I am proud to have been an Indigenous member of the NT Parliament since
My electorate of Stuart covers some of the most remote communities in the
country and I’m passionate about making sure our people have a strong voice
at the highest levels of decision making.
In this bulletin, I’d like to introduce myself to you and keep you up to
date with who I’m speaking to and what I’m standing for.
State Member for Stuart
ALICE SPRINGS NAIDOC LAUNCH
5.30pm Wed July 11, 2012
- I’m very proud to be here to launch our local NAIDOC celebrations in Alice Springs
- This year’s NAIDOC theme celebrates the 40th anniversary of the tent embassy.
- It made me think about the impact of the embassy on us here in Central Australia and how many of the issues the founders of the tent embassy fought for are still relevant today.
- In many ways it was the result of the frustration Aboriginal people felt at not being listened to by government, at not having a voice in decisions that were being made about their lives and their future.
- This is the basis of why I decided to get into politics – to make sure that indigenous people have a strong voice in decision making, to do my best to ensure the needs of people living in some of our most remote communities are taken into account, to make a difference.
- I’m a big believer in getting the job done, working with families and communities to improve lives on a grass roots level, as well as working on broader policy in areas like housing, education and the environment.
- I am proud of many of the achievements we have made, working together.
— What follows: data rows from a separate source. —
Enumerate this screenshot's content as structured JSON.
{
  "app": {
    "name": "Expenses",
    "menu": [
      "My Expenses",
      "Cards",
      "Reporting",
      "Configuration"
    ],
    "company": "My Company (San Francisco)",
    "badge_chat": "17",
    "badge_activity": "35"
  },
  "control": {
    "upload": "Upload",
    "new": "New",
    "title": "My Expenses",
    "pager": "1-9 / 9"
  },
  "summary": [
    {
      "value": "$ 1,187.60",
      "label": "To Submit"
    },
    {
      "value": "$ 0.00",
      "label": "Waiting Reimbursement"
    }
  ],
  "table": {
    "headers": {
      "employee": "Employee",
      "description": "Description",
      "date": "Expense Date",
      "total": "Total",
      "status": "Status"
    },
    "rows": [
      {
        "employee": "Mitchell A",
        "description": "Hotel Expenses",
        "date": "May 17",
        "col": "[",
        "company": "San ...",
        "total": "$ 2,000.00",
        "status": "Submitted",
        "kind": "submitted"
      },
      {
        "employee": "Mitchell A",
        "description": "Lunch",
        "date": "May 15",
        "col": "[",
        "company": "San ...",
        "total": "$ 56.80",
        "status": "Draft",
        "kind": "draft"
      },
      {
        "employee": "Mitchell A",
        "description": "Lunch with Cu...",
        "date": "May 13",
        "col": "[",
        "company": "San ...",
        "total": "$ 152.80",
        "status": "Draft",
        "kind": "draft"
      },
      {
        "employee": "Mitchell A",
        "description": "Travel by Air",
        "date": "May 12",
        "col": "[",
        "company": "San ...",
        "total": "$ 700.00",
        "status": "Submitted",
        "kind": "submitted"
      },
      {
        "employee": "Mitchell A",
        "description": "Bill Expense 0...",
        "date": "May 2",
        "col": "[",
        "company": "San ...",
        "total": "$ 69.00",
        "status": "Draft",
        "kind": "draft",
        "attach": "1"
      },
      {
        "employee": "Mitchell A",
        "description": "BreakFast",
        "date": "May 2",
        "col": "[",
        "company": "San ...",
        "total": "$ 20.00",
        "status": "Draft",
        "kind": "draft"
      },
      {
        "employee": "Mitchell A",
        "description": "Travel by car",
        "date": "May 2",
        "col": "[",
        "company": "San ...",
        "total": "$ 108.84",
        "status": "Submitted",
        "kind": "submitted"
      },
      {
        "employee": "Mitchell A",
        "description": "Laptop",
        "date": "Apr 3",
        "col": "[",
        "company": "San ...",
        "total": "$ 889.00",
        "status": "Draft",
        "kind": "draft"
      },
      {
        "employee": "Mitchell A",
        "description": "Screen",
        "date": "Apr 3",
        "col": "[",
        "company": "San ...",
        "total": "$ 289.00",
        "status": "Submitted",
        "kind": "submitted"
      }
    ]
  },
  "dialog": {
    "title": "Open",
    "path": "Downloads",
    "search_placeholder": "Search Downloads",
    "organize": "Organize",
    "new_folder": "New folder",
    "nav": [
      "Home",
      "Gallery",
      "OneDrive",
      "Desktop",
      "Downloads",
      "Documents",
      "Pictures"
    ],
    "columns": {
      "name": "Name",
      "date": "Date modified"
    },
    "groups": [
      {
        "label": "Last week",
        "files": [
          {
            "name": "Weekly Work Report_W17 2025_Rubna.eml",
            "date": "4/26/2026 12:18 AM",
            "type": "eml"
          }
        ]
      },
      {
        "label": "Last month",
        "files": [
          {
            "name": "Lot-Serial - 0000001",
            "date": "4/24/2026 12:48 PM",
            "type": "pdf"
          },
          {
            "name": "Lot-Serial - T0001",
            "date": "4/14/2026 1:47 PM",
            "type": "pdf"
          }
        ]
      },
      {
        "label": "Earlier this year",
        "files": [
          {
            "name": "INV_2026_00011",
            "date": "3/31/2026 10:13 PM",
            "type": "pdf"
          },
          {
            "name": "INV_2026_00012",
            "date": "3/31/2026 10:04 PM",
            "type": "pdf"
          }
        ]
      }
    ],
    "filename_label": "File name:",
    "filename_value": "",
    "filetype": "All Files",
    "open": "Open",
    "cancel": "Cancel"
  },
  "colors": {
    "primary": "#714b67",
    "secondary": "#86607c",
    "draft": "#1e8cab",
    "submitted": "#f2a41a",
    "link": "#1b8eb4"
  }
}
- For the first time we have young indigenous men and women going to secondary school in their communities, and graduating from high school.
- There have been improvements in housing, and right here in Alice Springs there are 85 new houses on town camps, a new visitor accommodation park – 500 extra beds to help deal with overcrowding and homelessness.
- Today I was out in the southern Tanami, celebrating the declaration of the country’s largest Indigenous Protected Area.
- The event acknowledged for traditional owners the importance of their country and their knowledge and is a good example of how government can work with people on the ground in a real partnership to keep country and culture strong.
- That’s not to say we can rest on our achievements – there is so much more to do to address the enormous disadvantage that exists in many areas, especially in the bush.
- But this has to be done in partnership with indigenous people, taking account of their knowledge, their wishes and their ideas for their lives, their families and their communities.
Not the way its been done – not by an intervention that is forcibly imposed.
When I use the word “Intervention” I am talking about the plethora of imposed Commonwealth control measures that are now in force in the “prescribed communities”.
I am not talking about those non-contentious initiatives that had the backing of the NT Government and most of the affected communities, measures which did not require coercive enabling legislation to take effect. Measures like special Commonwealth funding grants for things like safe houses, the restoration of women’s and children’s services additional teachers, and the building of new housing and infrastructure.
These things cannot be used as a justification for drastic Intervention – in my book they are about addressing basic needs and disadvantage.
The intervention is bad policy and is bad for people. We need the Commonwealth to work with us to address the huge need that stills exists, especially in the bush. But not the way its been done…
I think this is at the heart of what the founders of the tent embassy were fighting to achieve – changing the way things were being done.
We have built on their achievements but the fight is far from over.
- Labor and indigenous Territorians have a strong and respectful partnership that goes back many, many years.
- We have achieved a great deal together – but there is still much more work to do … I look forward to doing it together.